When they lost their house after their mother’s divorce, Andrew Strachan and his brother moved with her from one friend’s home to another, then to hotels, then to seedy motels and, finally, they lived with the friend of a friend, a grumpy old man the boys did not know.
Nine-year-old Andrew was in the middle of a book, “Harry Potter and the Goblet of Fire,” when his brother said they needed to talk. The boys decided they should leave Michigan and visit a relative in Gulfport until their mother got situated. She was working at a gentleman’s club and would hopefully be able to afford an apartment soon.
In Gulfport, Andrew was enrolled in fourth grade at Anniston Elementary School — his 11th school in a year. A protracted custody battle ensued. The boys were unable to return home. Life was more predictable but radically different in the South, where the boys had to learn their manners and were excluded from decisions considered better left to adults.
They adjusted, but home life grew chaotic once the custody battle settled in their Gulfport guardian’s favor. When Andrew was 16, social workers showed up at Gulfport High School. They asked a lot of questions and, when they had their answers, took Andrew and his brother to the Harrison County Emergency Children’s Shelter, a simple house that is part of the county’s youth court compound in Gulfport.
Andrew talked to the Sun Herald before Bow Ties & Beignets + Bacon, a community fundraiser for the shelter that will be held Friday morning at the Island View Tower Hotel. The inaugural event in 2015, organized by Gulfport businessman Chad Riemann and City Councilman R.Lee Flowers, raised $18,000 for the shelter.
The shelter means a great deal to Andrew. There, a village of workers and volunteers surrounded him. Looking back, Andrew believes God was there, too. Andrew found the love and stability he needed to pursue his passion.
“He's very focused on his goals,” said Roddy Russell, Andrew’s foster father. “He's always wanted to be a doctor since I've known him and now he's in medical school.”
Home at last
Shortly before he was taken to the shelter, Andrew had attended the youth group at First Presbyterian Church in Gulfport, where Russell is director of youth and church administrator. The friend who invited Andrew to church asked Russell if he would visit the teenager at the shelter.
Russell, who has a background in psychology, went to the shelter and talked to Andrew, who before long said he wanted to live with the Russells and bring his brother, too. Roddy and Lucy Russell, who had two children of their own, prayed about it and became certified foster parents so they could take in the boys.
Andrew wanted to finish school in Gulfport because he was doing well and had his heart set on medical school.

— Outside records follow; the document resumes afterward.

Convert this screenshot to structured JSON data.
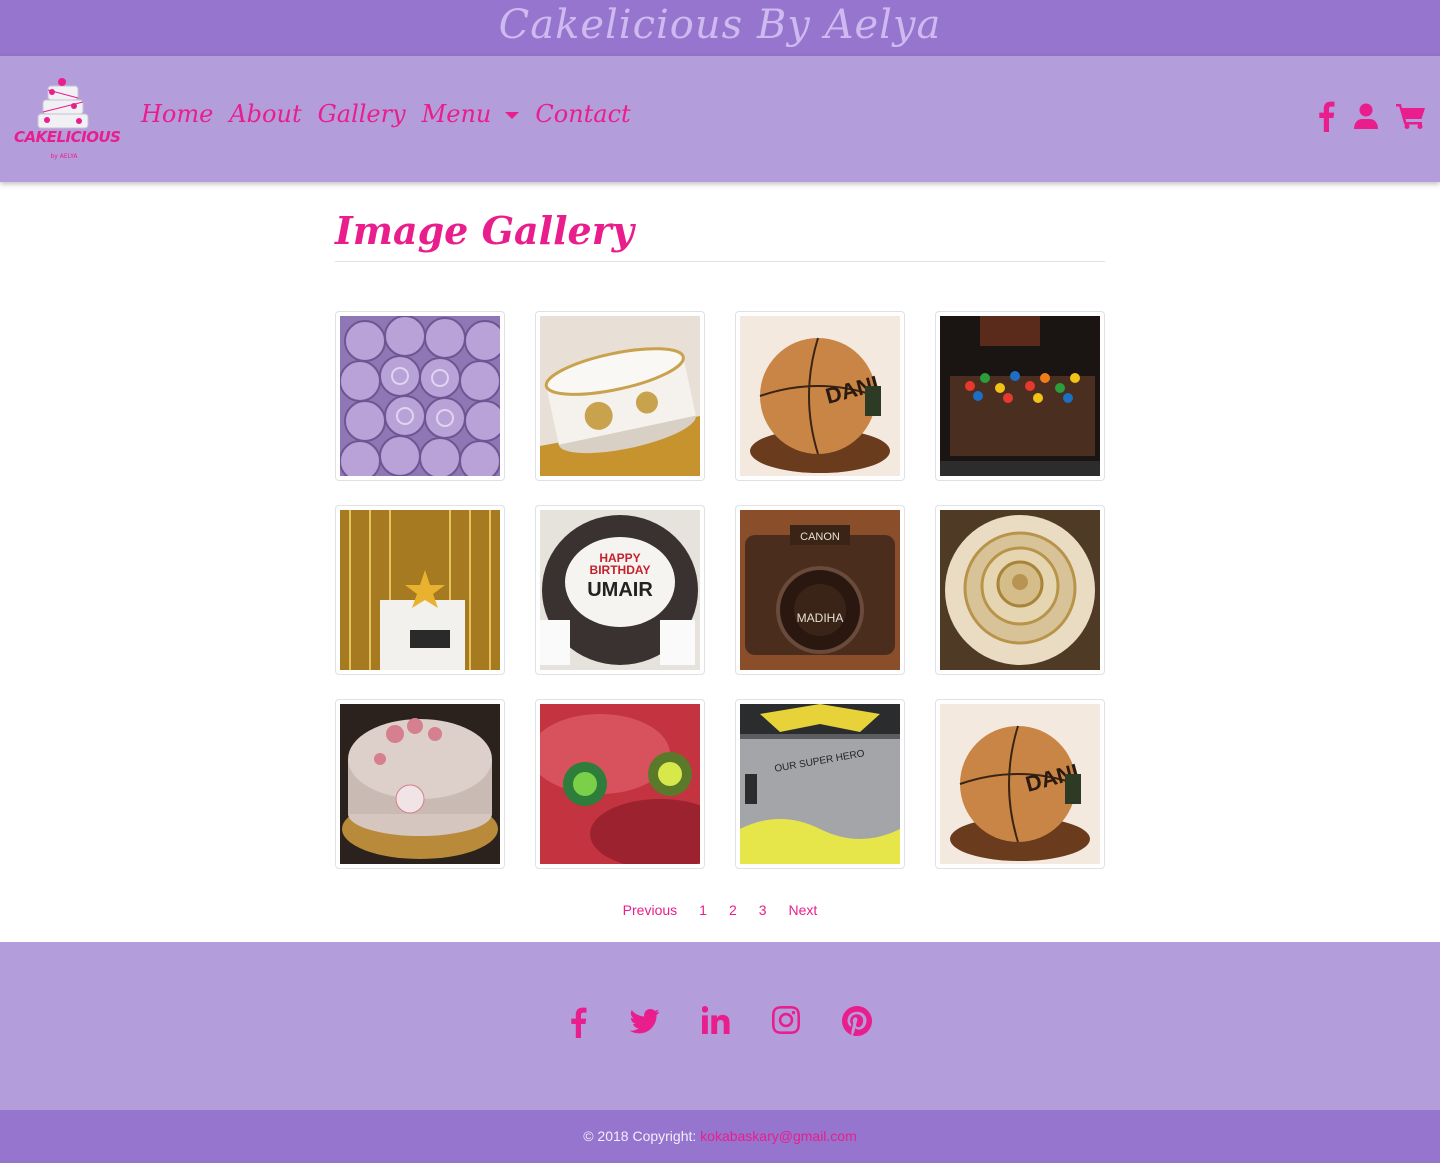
{
  "banner": {
    "title": "Cakelicious By Aelya"
  },
  "logo": {
    "text": "CAKELICIOUS",
    "sub": "by AELYA"
  },
  "nav": {
    "items": [
      "Home",
      "About",
      "Gallery",
      "Menu",
      "Contact"
    ],
    "icons": [
      "facebook-icon",
      "user-icon",
      "cart-icon"
    ]
  },
  "main": {
    "title": "Image Gallery",
    "gallery": [
      {
        "name": "lavender-rosette-cake",
        "color": "#a98cc9"
      },
      {
        "name": "white-gold-rose-cake",
        "color": "#e9e2da"
      },
      {
        "name": "basketball-cake",
        "color": "#c27b42"
      },
      {
        "name": "mm-candy-cake",
        "color": "#3b2a22"
      },
      {
        "name": "movie-star-cake",
        "color": "#b88d2c"
      },
      {
        "name": "poker-birthday-cake",
        "color": "#3d3532"
      },
      {
        "name": "camera-cake",
        "color": "#5a3622"
      },
      {
        "name": "gold-rose-cake",
        "color": "#cfb38a"
      },
      {
        "name": "pink-rose-cake",
        "color": "#b9a7a1"
      },
      {
        "name": "red-beyblade-cake",
        "color": "#c43a45"
      },
      {
        "name": "batman-cake",
        "color": "#8d8f91"
      },
      {
        "name": "basketball-cake-2",
        "color": "#c27b42"
      }
    ]
  },
  "pagination": {
    "previous": "Previous",
    "pages": [
      "1",
      "2",
      "3"
    ],
    "next": "Next"
  },
  "footer": {
    "social": [
      "facebook-icon",
      "twitter-icon",
      "linkedin-icon",
      "instagram-icon",
      "pinterest-icon"
    ],
    "copyright_prefix": "© 2018 Copyright: ",
    "email": "kokabaskary@gmail.com"
  },
  "colors": {
    "accent": "#e91e8c",
    "banner": "#9575cd",
    "nav": "#b39ddb"
  }
}
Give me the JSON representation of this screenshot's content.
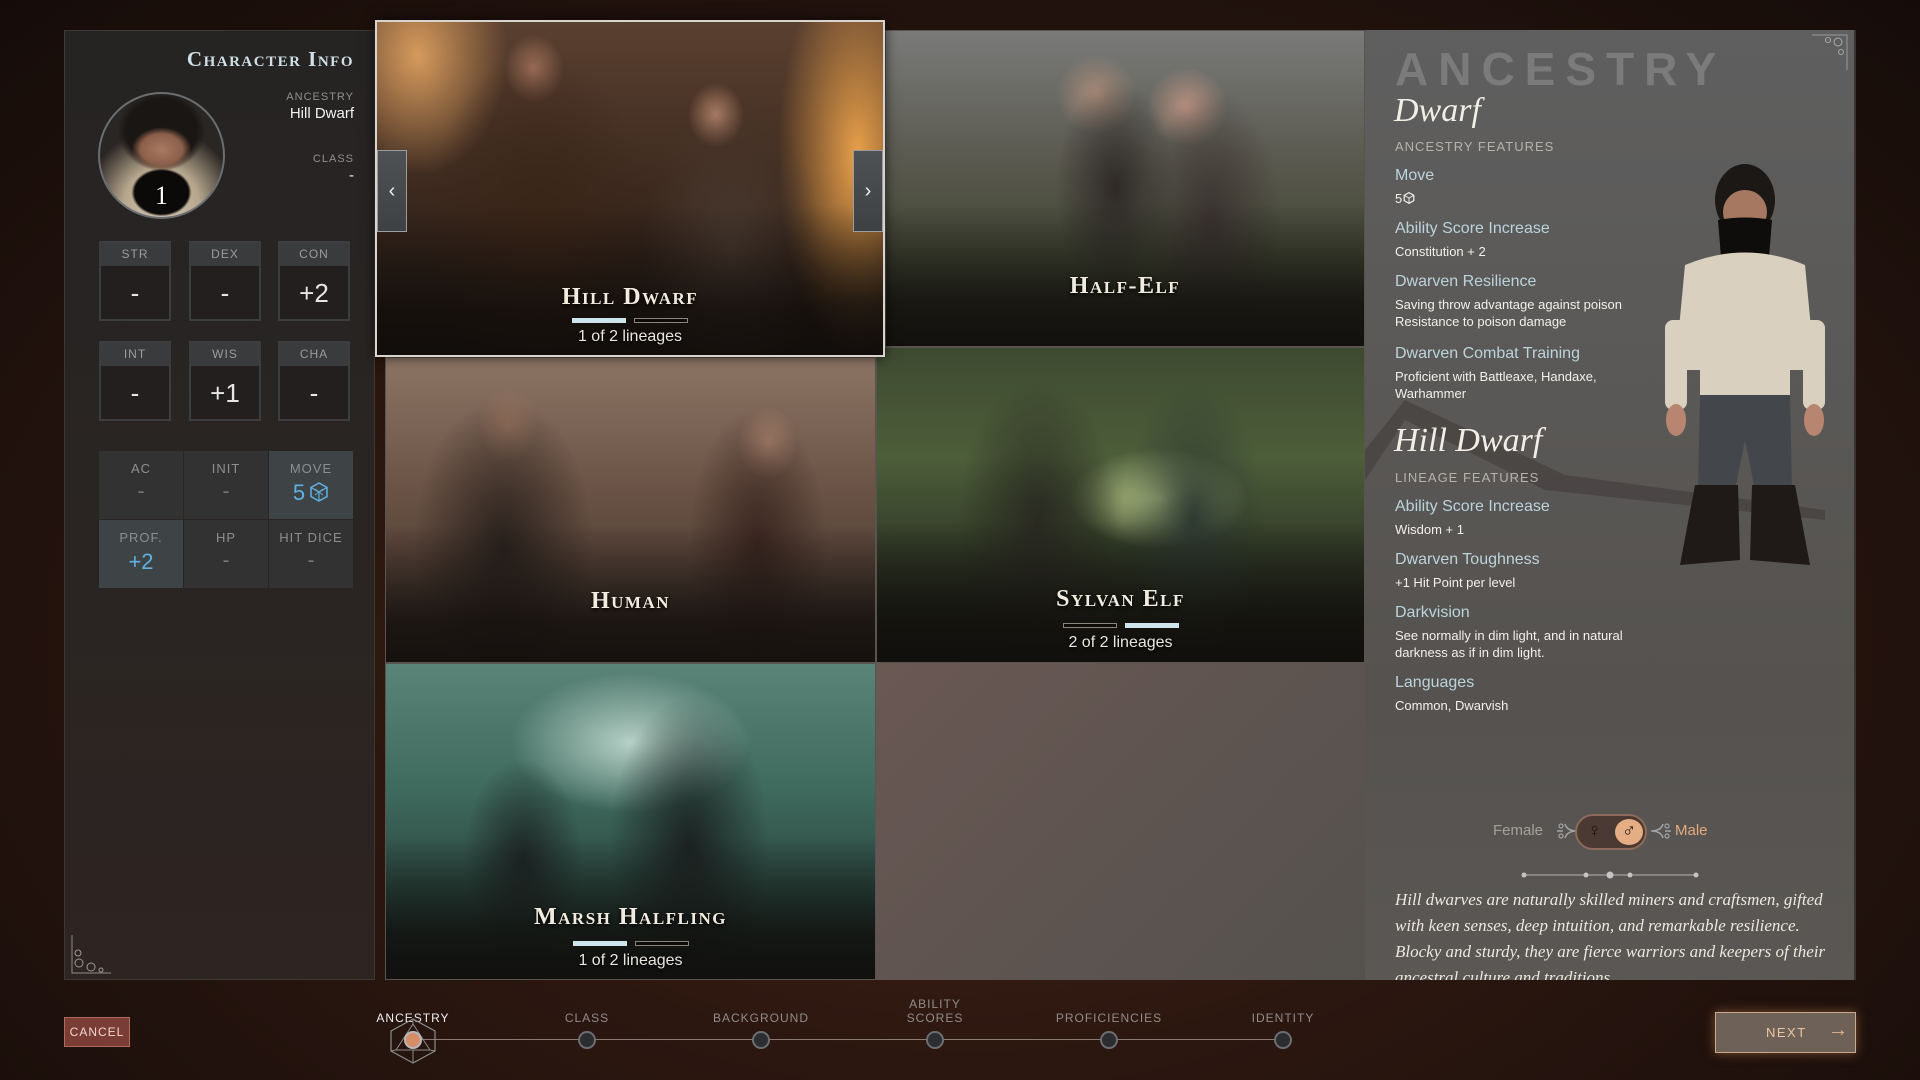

Another key figure entered his life at the shelter, where most of the children were much younger than Andrew and his brother. Shelter volunteer Cecilia Pakron, married to a doctor, invited the boys into her home for visits and took them on outings. Andrew saw another life was possible. He ate dinner with the Strachans at Bayou Bluff Tennis Club, watched Saints games with die-hard fan Cecilia Pakron and absorbed advice from her husband, Frederick Pakron, about the path to medical school.
Andrew’s months in the shelter stayed with him. He remembers the steady stream of children — many of them babies, toddlers and pre-schoolers — who found safety in the arms of a loving staff and volunteers. The children were fed, clothed and nurtured.
“They really made it the best situation for us,” Andrew said. “They treated us with a lot of respect and made us feel like we had a welcoming family that was on our side.”
Dream in progress
The judge, court and shelter staff, along with his foster parents, went to work for Andrew to make sure he could get the education he wanted. Grants and scholarships put the young man through school at Mississippi College in Jackson, where he earned a bachelor’s degree in biochemistry, certified by the American Chemical Society, plus biology and chemical sciences.
He started medical school last week at the University Medical Center in Jackson.
He still visits the youth shelter and volunteers there when he can.
“They never stopped supporting me,” Andrew said. “They're still in my life. They told me that they're proud of me and they're here for me.”
Roddy Russell says the young man he considers his son, now 23 years old, is a deep thinker. Andrew thought a long time before he announced a decision in the summer of 2015.
He and the Russells had been through a lot together by then. Andrew teared up, one of the only times Roddy Russell has seen him cry. The young man told the couple, ‘I just want to tell you and Lucy that I'm going to call you mom and dad because that's what you are to me now.’ From then on, he's called us mom and dad.”
Two weeks ago, the Russells were with Andrew at his white coat ceremony, his induction into medical school at UMC. He’s in the class of 2020. Because of all he’s been through, Andrew is a compassionate young man. The Russells know he will make a difference in many lives as a physician.
“We were very proud,” Roddy Russell said. “We were holding back emotions because of everything he's been through and we've been through and to realize the cycle can be broken, not only for his family but for the kids to come.”
How to help
Send donations for the Harrison County Emergency Children’s Shelter to P.O. Box 7017, Gulfport, MS, 39506. The shelter plans to use donations from this years Bow Ties & Beignets + Bacon fundraiser to buy new mattresses and bedding for the children. The shelter has 24 beds and nine cribs.